1.Departments have again proved overly secretive with their preparations for Brexit, taking far too long to publish details of their consultancy contracts and then failing to meet their own basic standards of transparency. In February 2018 we reported that the shortage of information in the public domain about what departments were doing to support Brexit, including information on their workstreams, was undermining scrutiny of progress. Even now, 18 months on, departments are taking on average 119 days to publish basic details of their EU Exit consultancy contracts, and in some instances as long as 237 days, compared to a government guideline of 90 days. Some contracts have not been published at all, and at the time of our evidence session those contracts which had been published were all significantly redacted, again despite a government expectation that contracts should be published in full. There were key components of the contracts which were not publicly accessible, despite being advertised as such: it was not until this Committee formally requested that the statement of requirements for each contract was published that the Cabinet Office made them accessible online. The Cabinet Office acknowledges the delay in publishing contract details but attributes this to administrative oversight. Delays coupled with the extensive redactions again demonstrate a marked reluctance by departments to be transparent about how they are preparing for Brexit.
Recommendation: The Cabinet Office and the Department for Exiting the European Union should commit to making the government’s preparations for Brexit transparent; this should include making information on the degree of progress made against the various workstreams available and timely publication of details on contracts awarded to support Brexit.

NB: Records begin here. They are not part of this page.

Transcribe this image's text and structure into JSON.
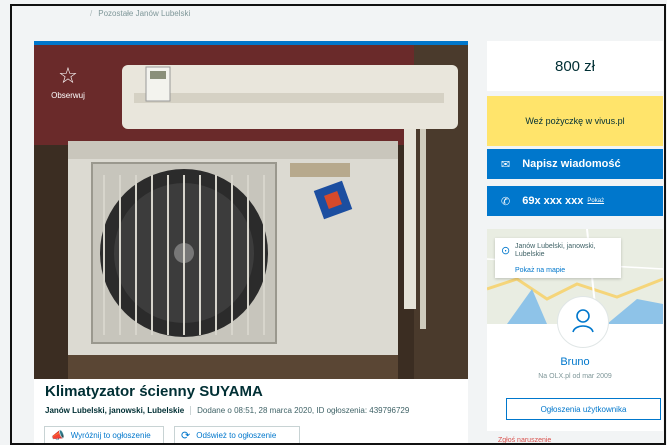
{
  "breadcrumb": {
    "current": "Pozostałe Janów Lubelski"
  },
  "gallery": {
    "observe_label": "Obserwuj"
  },
  "listing": {
    "title": "Klimatyzator ścienny SUYAMA",
    "location": "Janów Lubelski, janowski, Lubelskie",
    "added": "Dodane o 08:51, 28 marca 2020, ID ogłoszenia: 439796729",
    "promote_label": "Wyróżnij to ogłoszenie",
    "refresh_label": "Odśwież to ogłoszenie"
  },
  "sidebar": {
    "price": "800 zł",
    "loan_label": "Weź pożyczkę w vivus.pl",
    "message_label": "Napisz wiadomość",
    "phone": "69x xxx xxx",
    "phone_show": "Pokaż",
    "map": {
      "address": "Janów Lubelski, janowski, Lubelskie",
      "show_on_map": "Pokaż na mapie"
    },
    "seller": {
      "name": "Bruno",
      "since": "Na OLX.pl od mar 2009",
      "ads_label": "Ogłoszenia użytkownika"
    },
    "report_label": "Zgłoś naruszenie"
  },
  "colors": {
    "accent": "#0077cc",
    "loan_bg": "#ffe46b",
    "text_dark": "#002f34"
  }
}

2.The skills accessed through the Cabinet Office’s consultancy call-off arrangement suggest departments had been more focused on developing strategy than seeking support for practical implementation. We welcome the Cabinet Office’s establishment of a centralised call-off arrangement to facilitate departments’ access to consultancy services so it is quicker, more efficient and lower cost. The call-off framework allows departments to access consultancy services to help think through, shape and deliver Brexit preparations. So far, however, most of the consultancy services accessed have tended to fall under the category of thinking and shaping rather than delivering, despite the former traditionally being considered a strength of the Civil Service. We reported in February 2018 that the Department for Exiting the European Union had not been quick enough to move departments beyond planning for Brexit and onto getting things done, and we are concerned that departments continue to be slow to move into implementation. The Cabinet Office acknowledges that it took some time for departments move into the implementation phase.

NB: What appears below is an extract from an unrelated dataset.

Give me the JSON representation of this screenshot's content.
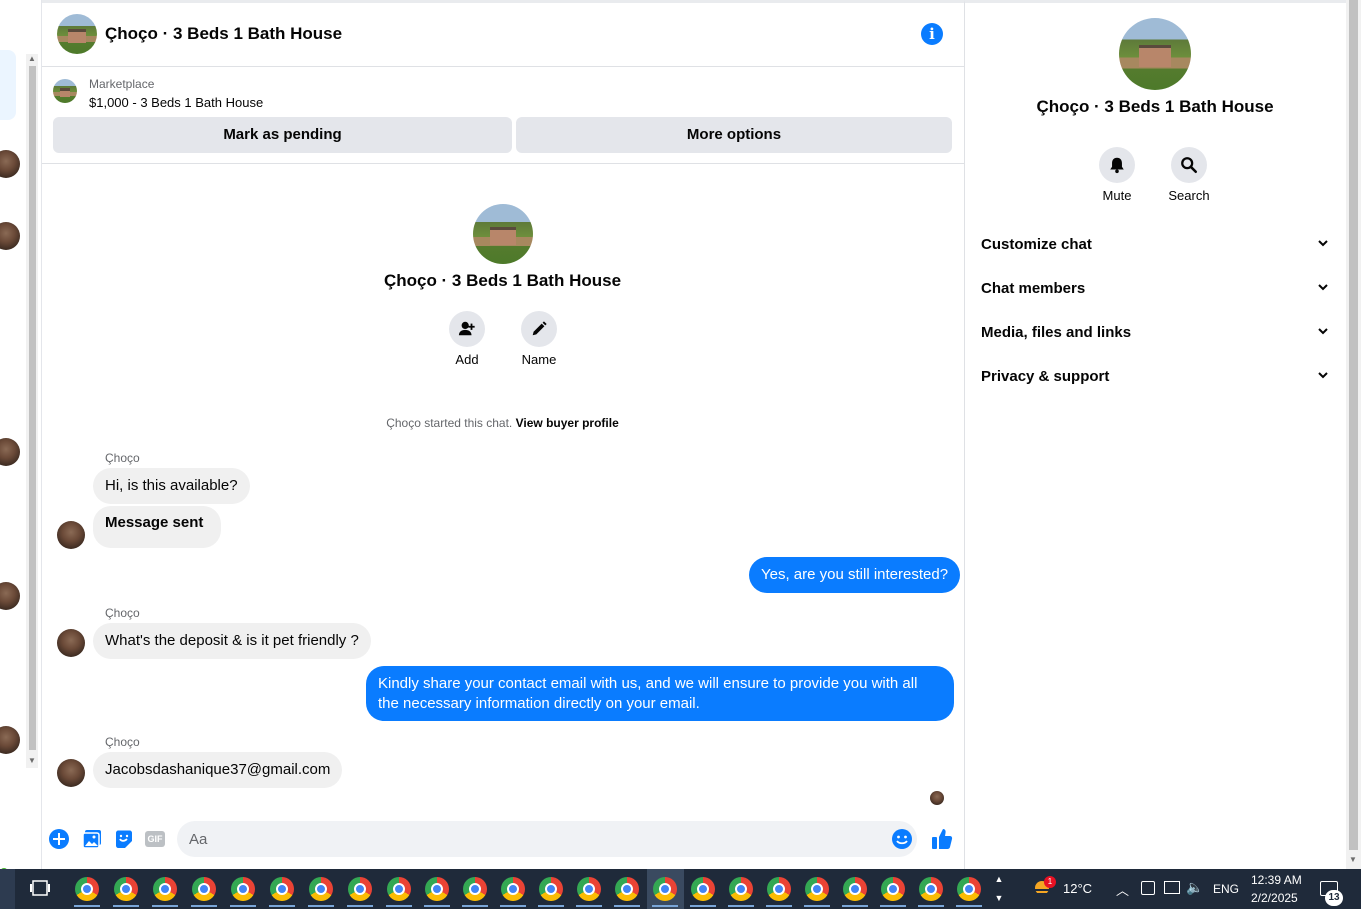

Recommendation: In its Treasury Minute response to this report, the Cabinet Office should set out the extent to which departments are now using consultants to support implementation and delivery of preparations. It should also include a breakdown of how much has been spent as of July 2019 on Lot 1 (“thinking and shaping), Lot 2 (“further shaping and moving towards delivering”) and Lot 3 (“delivery”).
3.We are concerned that the bulk of Brexit consultancy contracts by value have been awarded to a small group of big firms and that the Cabinet Office seems overly-complacent about this despite previous government commitments to contract with more small and medium-sized enterprises. By value, 96% of consultancy work via the Cabinet Office’s arrangement has so far gone to just six firms. All of these firms are major global companies and the Cabinet Office told us that the distribution is not surprising as these firms possess deep pools of expertise. We have reported previously that the Cabinet Office’s arrangements for procuring consultancy tended to benefit large firms, and that across all contracts there was minimal use of small and medium-sized enterprises (SMEs)—despite government aspirations, led by the Cabinet Office, for much more government work to go to SMEs. It is therefore of concern that almost none of the Brexit consultancy work has gone to SMEs.
Recommendation: The Cabinet Office should write to us within three months setting out what it will do to incorporate a wider range of consultancy firms, including SMEs, in future frameworks.
4.There is a longstanding and widening discrepancy between Cabinet Office and departmental data on consultancy spending across government. There is an increasingly large gap between what departments report they have spent overall on consultancy services, not just on Brexit, and the total based on the Cabinet Office’s analysis of invoices. For 2017–18, the Cabinet Office’s figure of £1.5 billion compares to a total of departments’ figures of just £0.3 billion. The Cabinet Office confirmed that it and departments have not all been working to the same definition of consultancy. We have highlighted issues with the definitions before and suggested action on this in 2016. Despite this finding, the Cabinet Office tells us that it only spotted the problem at the end of 2017, and that in response it revised its criterion for approving consultancy contracts in April 2018. However, its 2018 plans to address the underlying problem of defining expenditure properly did not go ahead, due to work on Brexit taking priority. The data problems have still not been resolved and there is still no clear picture of how spending breaks down across consultancy and related services.
Recommendation: The Cabinet Office must urgently address the increasing inconsistencies in the reporting of consultancy and professional services spending across government, ensuring that its own overall spend matches up with that reported by departments. In its Treasury Minute response to this report, the Cabinet Office should clearly set out the reasons for the discrepancies and the accurate figures.
The Cabinet Office should work with departments to establish a shared definition of consultancy, ensuring that this is sufficient to exercise effective control over this area of expenditure.
Published: 12 September 2019